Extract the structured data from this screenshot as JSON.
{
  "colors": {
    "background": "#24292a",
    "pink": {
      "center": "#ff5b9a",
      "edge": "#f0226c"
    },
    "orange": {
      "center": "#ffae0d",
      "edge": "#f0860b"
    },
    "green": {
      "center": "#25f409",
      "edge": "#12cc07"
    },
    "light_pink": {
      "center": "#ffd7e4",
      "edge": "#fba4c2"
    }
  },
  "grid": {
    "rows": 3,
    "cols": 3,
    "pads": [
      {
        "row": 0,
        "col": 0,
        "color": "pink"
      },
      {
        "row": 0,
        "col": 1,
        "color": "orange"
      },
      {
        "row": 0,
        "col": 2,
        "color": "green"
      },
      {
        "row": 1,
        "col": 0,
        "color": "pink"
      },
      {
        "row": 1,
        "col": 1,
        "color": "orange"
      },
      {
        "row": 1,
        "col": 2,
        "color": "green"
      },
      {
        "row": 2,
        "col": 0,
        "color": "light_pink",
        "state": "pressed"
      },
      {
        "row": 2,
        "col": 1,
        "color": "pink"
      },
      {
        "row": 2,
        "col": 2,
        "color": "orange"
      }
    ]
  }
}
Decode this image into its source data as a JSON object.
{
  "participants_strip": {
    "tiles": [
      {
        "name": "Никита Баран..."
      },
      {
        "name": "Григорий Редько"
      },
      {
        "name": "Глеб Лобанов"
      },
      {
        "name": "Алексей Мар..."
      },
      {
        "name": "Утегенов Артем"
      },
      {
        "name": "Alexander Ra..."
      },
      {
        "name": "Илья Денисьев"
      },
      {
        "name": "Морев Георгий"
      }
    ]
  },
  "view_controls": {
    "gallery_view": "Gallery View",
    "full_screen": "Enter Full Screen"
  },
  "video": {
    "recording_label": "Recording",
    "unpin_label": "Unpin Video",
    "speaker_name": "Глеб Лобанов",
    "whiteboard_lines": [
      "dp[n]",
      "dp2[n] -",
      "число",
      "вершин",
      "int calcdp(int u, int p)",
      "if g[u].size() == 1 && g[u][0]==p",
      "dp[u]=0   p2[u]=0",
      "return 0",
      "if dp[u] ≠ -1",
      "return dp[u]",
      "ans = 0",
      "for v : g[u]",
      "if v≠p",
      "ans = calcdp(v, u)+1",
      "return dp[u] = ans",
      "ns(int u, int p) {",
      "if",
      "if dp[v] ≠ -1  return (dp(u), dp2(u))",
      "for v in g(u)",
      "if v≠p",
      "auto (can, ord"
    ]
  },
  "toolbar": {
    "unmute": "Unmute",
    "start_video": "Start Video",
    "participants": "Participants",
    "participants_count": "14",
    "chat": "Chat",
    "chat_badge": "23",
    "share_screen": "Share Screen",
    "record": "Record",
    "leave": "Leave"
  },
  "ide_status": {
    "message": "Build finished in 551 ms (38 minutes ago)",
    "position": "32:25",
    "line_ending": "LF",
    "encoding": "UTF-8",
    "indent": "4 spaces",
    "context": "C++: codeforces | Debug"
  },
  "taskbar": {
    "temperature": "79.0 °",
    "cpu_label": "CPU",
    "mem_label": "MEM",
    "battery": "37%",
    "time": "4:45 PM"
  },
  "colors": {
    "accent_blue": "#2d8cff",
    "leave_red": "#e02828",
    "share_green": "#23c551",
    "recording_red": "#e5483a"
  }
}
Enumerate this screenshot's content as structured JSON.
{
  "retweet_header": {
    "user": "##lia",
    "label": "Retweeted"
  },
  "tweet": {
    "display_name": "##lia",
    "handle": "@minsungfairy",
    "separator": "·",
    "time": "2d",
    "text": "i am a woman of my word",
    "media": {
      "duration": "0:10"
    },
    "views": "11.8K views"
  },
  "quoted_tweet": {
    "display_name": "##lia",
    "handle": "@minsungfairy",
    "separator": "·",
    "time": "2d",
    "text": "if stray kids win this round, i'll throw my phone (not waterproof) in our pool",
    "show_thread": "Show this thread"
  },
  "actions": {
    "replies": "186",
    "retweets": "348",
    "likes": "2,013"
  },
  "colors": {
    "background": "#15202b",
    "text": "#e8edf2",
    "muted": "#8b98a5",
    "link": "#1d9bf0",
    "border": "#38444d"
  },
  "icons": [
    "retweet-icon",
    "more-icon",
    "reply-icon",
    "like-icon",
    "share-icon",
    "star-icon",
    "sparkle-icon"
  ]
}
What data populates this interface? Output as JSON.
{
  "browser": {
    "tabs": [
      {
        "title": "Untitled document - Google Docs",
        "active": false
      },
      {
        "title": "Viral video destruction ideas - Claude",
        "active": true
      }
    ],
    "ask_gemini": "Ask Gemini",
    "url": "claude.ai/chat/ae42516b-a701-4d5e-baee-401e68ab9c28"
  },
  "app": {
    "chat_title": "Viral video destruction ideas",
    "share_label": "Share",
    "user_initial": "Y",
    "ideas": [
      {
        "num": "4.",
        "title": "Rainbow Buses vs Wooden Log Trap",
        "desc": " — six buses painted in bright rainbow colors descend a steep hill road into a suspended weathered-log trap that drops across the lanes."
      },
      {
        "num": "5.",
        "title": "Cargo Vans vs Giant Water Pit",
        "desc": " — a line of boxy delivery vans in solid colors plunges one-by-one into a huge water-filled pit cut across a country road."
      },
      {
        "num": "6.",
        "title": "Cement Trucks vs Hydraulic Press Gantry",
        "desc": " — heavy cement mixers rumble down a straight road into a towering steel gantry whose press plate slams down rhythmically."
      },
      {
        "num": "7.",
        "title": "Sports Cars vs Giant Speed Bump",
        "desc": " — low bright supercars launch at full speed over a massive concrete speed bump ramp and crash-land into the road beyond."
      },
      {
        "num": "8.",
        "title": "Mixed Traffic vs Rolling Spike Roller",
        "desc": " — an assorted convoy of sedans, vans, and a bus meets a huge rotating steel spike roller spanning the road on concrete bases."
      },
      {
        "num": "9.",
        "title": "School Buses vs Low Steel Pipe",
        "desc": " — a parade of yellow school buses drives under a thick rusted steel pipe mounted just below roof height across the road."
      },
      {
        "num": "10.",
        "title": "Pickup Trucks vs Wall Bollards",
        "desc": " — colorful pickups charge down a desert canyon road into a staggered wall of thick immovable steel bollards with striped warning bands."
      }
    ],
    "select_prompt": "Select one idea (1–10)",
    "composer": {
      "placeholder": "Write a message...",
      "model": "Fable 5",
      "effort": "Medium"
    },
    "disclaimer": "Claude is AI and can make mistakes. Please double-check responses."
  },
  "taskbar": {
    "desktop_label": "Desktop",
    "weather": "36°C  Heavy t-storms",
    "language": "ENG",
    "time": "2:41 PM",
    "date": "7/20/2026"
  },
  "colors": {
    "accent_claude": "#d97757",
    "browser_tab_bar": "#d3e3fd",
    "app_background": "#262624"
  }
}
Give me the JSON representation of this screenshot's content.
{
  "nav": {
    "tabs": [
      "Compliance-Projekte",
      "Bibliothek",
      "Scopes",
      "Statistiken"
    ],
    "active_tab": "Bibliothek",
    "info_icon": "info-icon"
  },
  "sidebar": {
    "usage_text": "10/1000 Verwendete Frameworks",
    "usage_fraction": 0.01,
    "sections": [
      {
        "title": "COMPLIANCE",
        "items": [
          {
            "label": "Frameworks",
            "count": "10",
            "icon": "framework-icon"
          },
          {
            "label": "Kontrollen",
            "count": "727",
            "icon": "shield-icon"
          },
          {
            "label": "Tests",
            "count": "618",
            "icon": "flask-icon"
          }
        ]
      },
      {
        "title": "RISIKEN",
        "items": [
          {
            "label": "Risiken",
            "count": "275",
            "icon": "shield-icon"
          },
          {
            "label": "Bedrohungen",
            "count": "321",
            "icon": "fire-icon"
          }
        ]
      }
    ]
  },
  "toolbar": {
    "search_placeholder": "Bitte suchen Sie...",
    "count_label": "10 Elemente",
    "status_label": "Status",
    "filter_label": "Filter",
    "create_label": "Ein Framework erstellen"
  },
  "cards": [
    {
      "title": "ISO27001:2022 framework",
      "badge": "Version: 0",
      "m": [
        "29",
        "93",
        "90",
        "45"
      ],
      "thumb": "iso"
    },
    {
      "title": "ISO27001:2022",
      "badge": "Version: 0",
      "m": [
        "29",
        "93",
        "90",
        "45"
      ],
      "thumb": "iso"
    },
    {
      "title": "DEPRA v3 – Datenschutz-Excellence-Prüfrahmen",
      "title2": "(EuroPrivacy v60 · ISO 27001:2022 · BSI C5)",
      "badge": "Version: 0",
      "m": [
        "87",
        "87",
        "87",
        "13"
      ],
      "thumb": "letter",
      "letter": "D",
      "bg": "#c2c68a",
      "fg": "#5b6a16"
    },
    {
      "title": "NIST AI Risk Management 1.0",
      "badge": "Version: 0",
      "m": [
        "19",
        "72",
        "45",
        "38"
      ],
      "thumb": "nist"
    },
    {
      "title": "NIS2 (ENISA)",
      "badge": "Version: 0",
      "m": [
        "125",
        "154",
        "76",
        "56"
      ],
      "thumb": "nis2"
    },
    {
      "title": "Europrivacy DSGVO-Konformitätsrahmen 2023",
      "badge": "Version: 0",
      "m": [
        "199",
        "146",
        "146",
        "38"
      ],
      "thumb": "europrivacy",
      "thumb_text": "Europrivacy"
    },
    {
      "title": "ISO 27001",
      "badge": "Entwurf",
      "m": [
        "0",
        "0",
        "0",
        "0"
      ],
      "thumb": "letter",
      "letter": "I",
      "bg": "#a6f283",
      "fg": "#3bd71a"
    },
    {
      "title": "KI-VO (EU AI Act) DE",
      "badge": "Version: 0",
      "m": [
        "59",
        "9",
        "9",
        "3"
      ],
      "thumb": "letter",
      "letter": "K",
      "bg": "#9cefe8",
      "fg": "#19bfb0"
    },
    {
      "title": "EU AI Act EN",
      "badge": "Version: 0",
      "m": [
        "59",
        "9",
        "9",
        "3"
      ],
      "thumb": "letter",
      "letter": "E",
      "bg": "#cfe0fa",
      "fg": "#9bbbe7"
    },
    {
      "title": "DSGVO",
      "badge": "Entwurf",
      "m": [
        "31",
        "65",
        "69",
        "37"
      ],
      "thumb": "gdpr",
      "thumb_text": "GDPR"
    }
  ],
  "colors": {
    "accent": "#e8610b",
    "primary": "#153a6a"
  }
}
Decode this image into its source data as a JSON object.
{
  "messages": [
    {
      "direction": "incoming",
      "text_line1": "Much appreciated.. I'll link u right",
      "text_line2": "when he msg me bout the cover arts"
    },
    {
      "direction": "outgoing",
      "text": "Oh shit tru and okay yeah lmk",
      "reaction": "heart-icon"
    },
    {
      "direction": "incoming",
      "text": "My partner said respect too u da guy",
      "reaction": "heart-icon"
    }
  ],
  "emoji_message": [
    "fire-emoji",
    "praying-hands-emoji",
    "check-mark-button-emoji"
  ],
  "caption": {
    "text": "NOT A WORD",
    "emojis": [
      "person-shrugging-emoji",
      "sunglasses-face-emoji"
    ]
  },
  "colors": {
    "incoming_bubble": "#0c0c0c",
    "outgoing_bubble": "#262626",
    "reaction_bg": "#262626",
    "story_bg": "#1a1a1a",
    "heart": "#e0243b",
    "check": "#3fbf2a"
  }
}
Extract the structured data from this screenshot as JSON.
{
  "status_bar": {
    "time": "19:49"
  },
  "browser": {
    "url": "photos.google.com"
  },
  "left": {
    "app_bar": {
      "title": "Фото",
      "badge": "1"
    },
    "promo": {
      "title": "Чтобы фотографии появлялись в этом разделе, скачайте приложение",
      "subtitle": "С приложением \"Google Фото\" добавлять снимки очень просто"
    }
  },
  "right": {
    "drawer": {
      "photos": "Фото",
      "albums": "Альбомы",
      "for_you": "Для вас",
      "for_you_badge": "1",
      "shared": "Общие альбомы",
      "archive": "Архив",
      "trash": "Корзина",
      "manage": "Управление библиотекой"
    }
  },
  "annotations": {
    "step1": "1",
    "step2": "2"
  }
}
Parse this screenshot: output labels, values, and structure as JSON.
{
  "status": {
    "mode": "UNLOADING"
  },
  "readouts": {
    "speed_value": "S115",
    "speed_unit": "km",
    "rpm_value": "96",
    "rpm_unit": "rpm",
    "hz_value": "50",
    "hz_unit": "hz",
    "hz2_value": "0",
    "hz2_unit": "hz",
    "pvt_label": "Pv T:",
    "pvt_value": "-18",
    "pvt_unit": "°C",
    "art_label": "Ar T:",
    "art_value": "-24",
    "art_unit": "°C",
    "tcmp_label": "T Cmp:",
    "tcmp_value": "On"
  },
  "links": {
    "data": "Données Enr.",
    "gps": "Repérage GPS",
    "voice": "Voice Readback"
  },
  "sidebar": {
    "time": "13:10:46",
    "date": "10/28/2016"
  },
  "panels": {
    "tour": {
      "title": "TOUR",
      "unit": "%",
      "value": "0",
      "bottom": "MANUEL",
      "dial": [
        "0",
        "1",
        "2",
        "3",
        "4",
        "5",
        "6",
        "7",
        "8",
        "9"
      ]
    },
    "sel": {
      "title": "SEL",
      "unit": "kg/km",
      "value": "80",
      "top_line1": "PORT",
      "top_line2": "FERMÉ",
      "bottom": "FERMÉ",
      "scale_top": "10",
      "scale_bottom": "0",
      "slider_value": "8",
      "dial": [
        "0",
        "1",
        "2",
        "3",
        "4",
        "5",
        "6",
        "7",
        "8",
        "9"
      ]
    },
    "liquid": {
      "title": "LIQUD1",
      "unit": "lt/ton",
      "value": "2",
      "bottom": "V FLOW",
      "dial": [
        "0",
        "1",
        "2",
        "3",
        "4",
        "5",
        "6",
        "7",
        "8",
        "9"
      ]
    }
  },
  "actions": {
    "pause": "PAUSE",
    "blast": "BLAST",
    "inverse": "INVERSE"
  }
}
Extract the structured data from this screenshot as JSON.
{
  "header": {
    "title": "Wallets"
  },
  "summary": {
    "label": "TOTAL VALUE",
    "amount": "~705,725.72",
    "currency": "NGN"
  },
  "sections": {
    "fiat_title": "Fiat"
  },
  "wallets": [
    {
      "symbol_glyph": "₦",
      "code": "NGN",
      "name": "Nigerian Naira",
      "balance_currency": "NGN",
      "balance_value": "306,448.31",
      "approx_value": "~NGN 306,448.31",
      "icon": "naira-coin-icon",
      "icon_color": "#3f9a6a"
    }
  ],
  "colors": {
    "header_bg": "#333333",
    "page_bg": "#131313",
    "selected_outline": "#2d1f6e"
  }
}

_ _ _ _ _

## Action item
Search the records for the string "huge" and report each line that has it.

## Written solution
        "desc": " — a line of boxy delivery vans in solid colors plunges one-by-one into a huge water-filled pit cut across a country road."
        "desc": " — an assorted convoy of sedans, vans, and a bus meets a huge rotating steel spike roller spanning the road on concrete bases."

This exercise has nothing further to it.